**EXERCISE GOAL**
Reproduce the whole listing that follows, exactly as it stands.

____

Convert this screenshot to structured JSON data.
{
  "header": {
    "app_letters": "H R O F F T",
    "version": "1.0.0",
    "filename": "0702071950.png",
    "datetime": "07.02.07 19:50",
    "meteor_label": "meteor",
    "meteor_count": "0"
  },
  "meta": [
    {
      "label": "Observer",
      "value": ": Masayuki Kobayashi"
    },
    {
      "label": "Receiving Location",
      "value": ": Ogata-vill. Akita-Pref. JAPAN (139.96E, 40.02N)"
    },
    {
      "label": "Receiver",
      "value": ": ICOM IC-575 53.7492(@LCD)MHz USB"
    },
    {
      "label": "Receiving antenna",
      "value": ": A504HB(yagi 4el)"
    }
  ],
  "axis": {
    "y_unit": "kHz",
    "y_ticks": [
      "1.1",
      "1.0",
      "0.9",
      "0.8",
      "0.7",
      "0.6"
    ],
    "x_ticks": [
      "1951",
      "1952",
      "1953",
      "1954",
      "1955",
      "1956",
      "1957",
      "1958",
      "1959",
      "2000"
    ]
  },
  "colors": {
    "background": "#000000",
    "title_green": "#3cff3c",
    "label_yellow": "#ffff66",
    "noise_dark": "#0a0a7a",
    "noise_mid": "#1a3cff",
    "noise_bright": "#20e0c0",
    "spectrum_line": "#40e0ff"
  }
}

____

**RESULT FOR THIS TASK**
Convert this screenshot to structured JSON data.
{
  "header": {
    "app_letters": "H R O F F T",
    "version": "1.0.0",
    "filename": "0702071950.png",
    "datetime": "07.02.07 19:50",
    "meteor_label": "meteor",
    "meteor_count": "0"
  },
  "meta": [
    {
      "label": "Observer",
      "value": ": Masayuki Kobayashi"
    },
    {
      "label": "Receiving Location",
      "value": ": Ogata-vill. Akita-Pref. JAPAN (139.96E, 40.02N)"
    },
    {
      "label": "Receiver",
      "value": ": ICOM IC-575 53.7492(@LCD)MHz USB"
    },
    {
      "label": "Receiving antenna",
      "value": ": A504HB(yagi 4el)"
    }
  ],
  "axis": {
    "y_unit": "kHz",
    "y_ticks": [
      "1.1",
      "1.0",
      "0.9",
      "0.8",
      "0.7",
      "0.6"
    ],
    "x_ticks": [
      "1951",
      "1952",
      "1953",
      "1954",
      "1955",
      "1956",
      "1957",
      "1958",
      "1959",
      "2000"
    ]
  },
  "colors": {
    "background": "#000000",
    "title_green": "#3cff3c",
    "label_yellow": "#ffff66",
    "noise_dark": "#0a0a7a",
    "noise_mid": "#1a3cff",
    "noise_bright": "#20e0c0",
    "spectrum_line": "#40e0ff"
  }
}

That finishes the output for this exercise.